It’s worth recalling words of Carlos Echeverría, the director of Ceuta and Melilla Observatory (two autonomous Spanish exclaves in North Africa) who told Brussels Signal in March, that ’it is very easy to focus on the humanitarian dimension of the problem but let us not forget that States have the obligation to protect their territory.’Failing to protect it will not lead to equal opportunities for people’, he added wisely.

To help to tackle the increasing migration in Spain, European Commission President Ursula von der Leyen – mirroring her trip to Tunisia in July 2023 where she offered financial aid of the EU to reduce migration -, visited Mauritania together with Sánchez and offered the Mauritanian government €210 million to stop migration. Von der Leyen believed this aid would help the African country’s government create opportunities for employment there and taking actions against human traffickers. Considering the recent background in Niger, this idea could be born only in the head of a forgetful person. (Before the coup in Niger July 2023, the EU offered €503 million to the country to suppress migration and, after the coup, in November 2023, the Military Government of Niger revoked the law criminalising human traffickers.)

The above-mentioned raise a question: is throwing money really the best solution the EU can reinvent to tackle migration in Africa?

As for the new EU Asylum and Migration Pact – a reform of the EU’s migration and asylum system, aimed to reduce irregular migration – which was passed by lawmakers of the European Parliament in April, Spain didn’t join to criticism expressed by some Eastern European Member States, in particular, Poland and Hungary. On the contrary, the preparation of the new migration rules was the top priority of Spain’s six-month presidency at the helm of the EU in 2023. However, on behalf of the Spanish government, such approach is understandable, in light of a new mandatory solidarity mechanism which would oblige other member states to shoulder a fairer share of the burden…

The growing number of migrants and, the the consequent accumulation of unaddressed problems, will undoubtably have a significant impact on Spain’s internal political situation, beyond the fact that it leads to wedges in Spanish society. Local experience shows that when migration intensified, it led to the rise of far-right groups such as the Spanish Vox party. That’s why in the 2019 general elections, Spain’s North African exclave Ceuta became a Vox stronghold.
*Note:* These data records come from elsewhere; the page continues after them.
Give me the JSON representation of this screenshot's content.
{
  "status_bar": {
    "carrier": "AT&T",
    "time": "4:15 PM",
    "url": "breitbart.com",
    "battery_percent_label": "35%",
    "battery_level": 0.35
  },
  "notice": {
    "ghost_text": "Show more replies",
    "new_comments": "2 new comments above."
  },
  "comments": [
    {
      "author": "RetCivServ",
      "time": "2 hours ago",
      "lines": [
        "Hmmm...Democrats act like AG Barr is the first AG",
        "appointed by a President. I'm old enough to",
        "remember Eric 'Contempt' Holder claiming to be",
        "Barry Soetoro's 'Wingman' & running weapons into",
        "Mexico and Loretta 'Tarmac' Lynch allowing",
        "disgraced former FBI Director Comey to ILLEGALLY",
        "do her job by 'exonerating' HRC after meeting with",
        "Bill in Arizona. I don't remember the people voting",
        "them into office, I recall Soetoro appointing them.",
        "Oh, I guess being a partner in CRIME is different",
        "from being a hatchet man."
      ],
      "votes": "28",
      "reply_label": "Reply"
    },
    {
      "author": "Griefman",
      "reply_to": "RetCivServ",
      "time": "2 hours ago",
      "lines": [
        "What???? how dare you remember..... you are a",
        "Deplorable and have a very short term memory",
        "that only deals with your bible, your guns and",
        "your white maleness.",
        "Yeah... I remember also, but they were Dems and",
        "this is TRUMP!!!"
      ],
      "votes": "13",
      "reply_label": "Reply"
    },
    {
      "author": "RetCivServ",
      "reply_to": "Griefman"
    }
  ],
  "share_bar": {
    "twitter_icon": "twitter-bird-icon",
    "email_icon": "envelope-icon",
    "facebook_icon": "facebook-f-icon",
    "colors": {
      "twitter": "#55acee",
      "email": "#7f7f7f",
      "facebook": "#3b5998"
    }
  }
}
Given the rapidly growing number of migrants arriving in Spain, the socialist ruling coalition has certainly lost a significant number of voters this year, as each new migrant indicates the failure of the government.

When Madrid’s conservative regional leader, Isabel Diaz Ayuso accused the government of mismanaging the migration situation and suggested that the transfer of migrants to the mainland could pose a security risk, Socialists accused her and her fellow conservatives to whip up xenophobic rhetorics’. Just like before.

If you vote against that pact you will give a victory to the far right of Europe,’ said German MEP Birgit Sippel (SDP, European Socialists) about the EU’s new Migration Pact. This statement fairly precisely highlights what’s in the head of the European Socialists concerning migration.

While Pedro Sánchez takes a typically leftist position on migration, seemingly focusing on humanitarian issues, all that is actually happening is that the Spanish government is simply unable to manage mass migration, and therefore it’s long been advocating for a ’fairer’ distribution of asylum-seekers across the EU. It cannot be left unnoticed that this two-faced approach of the Spanish PM, as a result of the EU’s migration policy, hits the whole of Europe. It’s quite obvious that when the Spanish government claims that the situation is well-handled and manageable, it doesn’t tell the truth, in fact, the opposite is true: instead of managing unwanted migration within the country, it prefers to export it to other EU Member States.

Leave a Reply

Your email address will not be published. Required fields are marked *

This website uses cookies to provide user authentication. Please indicate whether you consent to our site placing cookies on your device and agree with our Privacy Policy. To find out more, please read our Privacy and Cookie Policy